Traditional apple crumble recipes are made with butter and lots of sugar, so to create the best apple crumble recipe we’ve made some healthier twists to the basic formula. For the fruit filling, you’ll need to peel, core and chop 4 large apples. Granny Smith apples are the best choice for crumbles because they hold their shape well during cooking, so you won’t end up with a mushy filling. We love the sweet, tangy flavour too. Adding a bunch of rhubarb to the mix gives the filling extra colour, flavour and texture. If you don’t want to use rhubarb, increase the quantity to 6 apples. You can use any combo of fruit you like – try it with pears, plums or berries, too. Making a crumble is a great way to make the most of the best value seasonal fruit at Coles, or to use up whatever you have in the fridge or fruit bowl to help you cut back on food waste. To make this recipe better for you, we’ve reduced the sugar in the filling to 1 tablespoon and added cornflour and unsweetened apple juice to the fruit mixture. These help to create a thick, syrupy fruit mixture for topping with the crumble.

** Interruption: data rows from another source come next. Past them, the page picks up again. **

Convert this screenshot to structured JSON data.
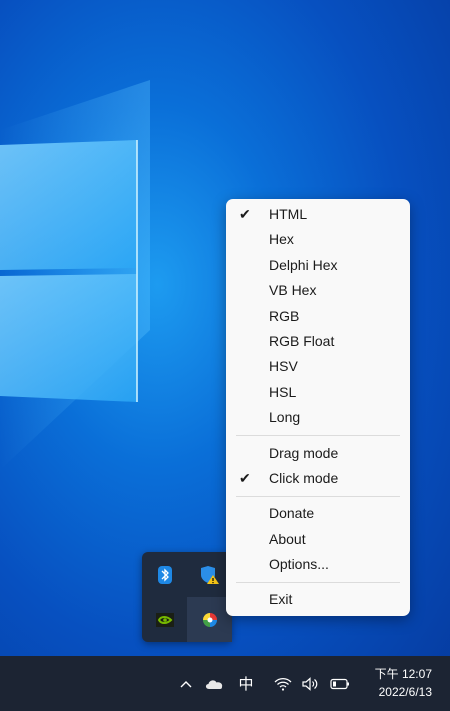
{
  "menu": {
    "group1": [
      {
        "label": "HTML",
        "checked": true
      },
      {
        "label": "Hex",
        "checked": false
      },
      {
        "label": "Delphi Hex",
        "checked": false
      },
      {
        "label": "VB Hex",
        "checked": false
      },
      {
        "label": "RGB",
        "checked": false
      },
      {
        "label": "RGB Float",
        "checked": false
      },
      {
        "label": "HSV",
        "checked": false
      },
      {
        "label": "HSL",
        "checked": false
      },
      {
        "label": "Long",
        "checked": false
      }
    ],
    "group2": [
      {
        "label": "Drag mode",
        "checked": false
      },
      {
        "label": "Click mode",
        "checked": true
      }
    ],
    "group3": [
      {
        "label": "Donate"
      },
      {
        "label": "About"
      },
      {
        "label": "Options..."
      }
    ],
    "group4": [
      {
        "label": "Exit"
      }
    ],
    "check_glyph": "✔"
  },
  "tray_overflow": {
    "icons": [
      "bluetooth-icon",
      "windows-security-icon",
      "nvidia-icon",
      "color-picker-icon"
    ]
  },
  "taskbar": {
    "ime_label": "中",
    "clock_time": "下午 12:07",
    "clock_date": "2022/6/13",
    "chevron_glyph": "^"
  },
  "colors": {
    "menu_bg": "#f9f9f9",
    "taskbar_bg": "#1c2433",
    "tray_popup_bg": "#1f2b3e",
    "desktop_blue": "#0a6fd8"
  }
}
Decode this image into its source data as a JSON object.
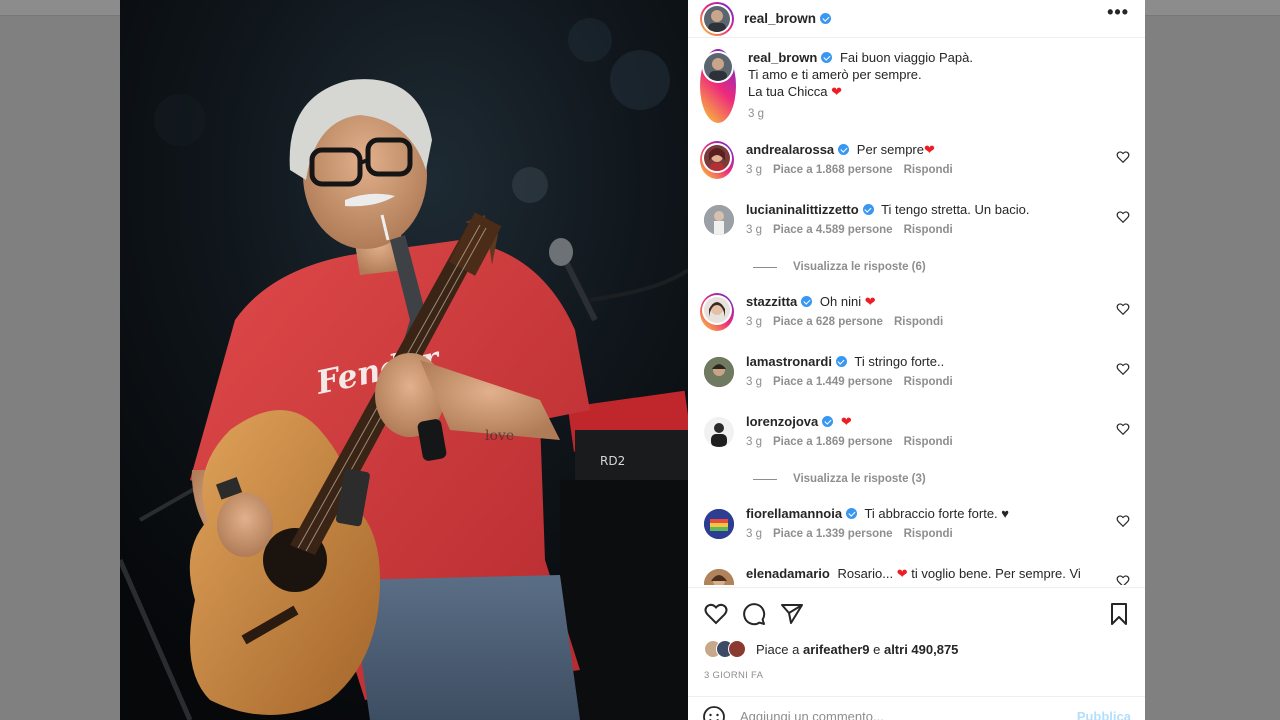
{
  "post": {
    "owner": "real_brown",
    "more_icon": "•••",
    "caption": {
      "user": "real_brown",
      "lines": [
        "Fai buon viaggio Papà.",
        "Ti amo e ti amerò per sempre.",
        "La tua Chicca"
      ],
      "age": "3 g"
    },
    "comments": [
      {
        "user": "andrealarossa",
        "text": "Per sempre",
        "heart": true,
        "age": "3 g",
        "likes": "Piace a 1.868 persone",
        "reply": "Rispondi"
      },
      {
        "user": "lucianinalittizzetto",
        "text": "Ti tengo stretta. Un bacio.",
        "heart": false,
        "age": "3 g",
        "likes": "Piace a 4.589 persone",
        "reply": "Rispondi",
        "view_replies": "Visualizza le risposte (6)"
      },
      {
        "user": "stazzitta",
        "text": "Oh nini",
        "heart": true,
        "age": "3 g",
        "likes": "Piace a 628 persone",
        "reply": "Rispondi"
      },
      {
        "user": "lamastronardi",
        "text": "Ti stringo forte..",
        "heart": false,
        "age": "3 g",
        "likes": "Piace a 1.449 persone",
        "reply": "Rispondi"
      },
      {
        "user": "lorenzojova",
        "text": "",
        "heart": true,
        "age": "3 g",
        "likes": "Piace a 1.869 persone",
        "reply": "Rispondi",
        "view_replies": "Visualizza le risposte (3)"
      },
      {
        "user": "fiorellamannoia",
        "text": "Ti abbraccio forte forte. ♥",
        "heart": false,
        "age": "3 g",
        "likes": "Piace a 1.339 persone",
        "reply": "Rispondi"
      },
      {
        "user": "elenadamario",
        "text": "Rosario...",
        "heart": true,
        "text2": "ti voglio bene. Per sempre. Vi"
      }
    ],
    "likes": {
      "prefix": "Piace a",
      "user": "arifeather9",
      "middle": "e",
      "others": "altri 490,875"
    },
    "time_ago": "3 GIORNI FA",
    "add_comment": {
      "placeholder": "Aggiungi un commento...",
      "publish": "Pubblica"
    }
  },
  "colors": {
    "verified": "#3897f0",
    "heart_red": "#ed1d24",
    "shirt_red": "#d9363a",
    "publish_disabled": "#b2dffc"
  }
}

To make the topping, you’ll need a few simple pantry staples. The base ingredient is rolled oats, but you can swap some of these out for other ingredients if you have them – think cornflakes, shredded coconut or flaked almonds. You’ll also need half a cup of wholemeal plain flour and a little sugar – an unrefined sugar such as coconut sugar is great for this, or just use brown sugar. Don’t forget the ground cinnamon – this warm, sweet spice is a classic flavour match for apples in desserts and breakfast dishes. To turn these dry ingredients into a moist crumbly topping, you’ll also need some Nuttelex (or another dairy-free spread) and a spoonful of almond butter.
Anyone can make an apple crumble and you don’t need special tools to make it. To get started, take a baking dish large enough to hold the fruit and topping – about 6 cups or 1.5 litre capacity is good – and set it on a baking tray to catch any drips. Get a large saucepan ready to start cooking the fruit on the stovetop before you put it in the oven and have a spoon ready to stir it as it cooks. This helps the filling cook more quickly, so the topping doesn’t get too brown before the fruit underneath is tender. For the crumble, you’ll just need a mixing bowl and your hands – use your fingertips to rub the spread and nut butter into the dry ingredients until the mixture looks like breadcrumbs, then sprinkle it over the filling and bake.
To keep our apple crumble dairy-free, we’ve served it with scoops of dairy-free ice-cream – we can’t go past the combo of warm fruit, crispy crumble and a cold scoop slowly melting over the top. You could go classic with vanilla bean ice cream, serve it with whipped cream or dollop cream, or pour over thick vanilla custard to make it even more comforting.
With our handy recipe and tips above, it’s so easy to make this apple and rhubarb crumble or give it your own twist to make it your way. Want more ideas? Check out our must-try crumbles, including a cheat’s crumble that’s ready in just 15 minutes. Plus, find more tips for what to make with apples. Your next nostalgic apple dessert could be our classic apple cake or Curtis Stone’s apple & cinnamon custard cake, perfect served warm with cream or ice cream. For a different way to enjoy apple and cinnamon, try our apple pie with cinnamon swirl pastry. Keen to keep it healthy? Snack on homemade cinnamon apple chips or wholesome apple and oat muffins.
Energy: 1299kJ/311 Cals (15%)
Protein: 6g (12%)
Fat: 11g (16%)
Sat fat: 2g (8%)
Carb: 44g (14%)
Sugar: 24g (27%)
Fibre: 7g (23%)
Sodium: 64mg (3%)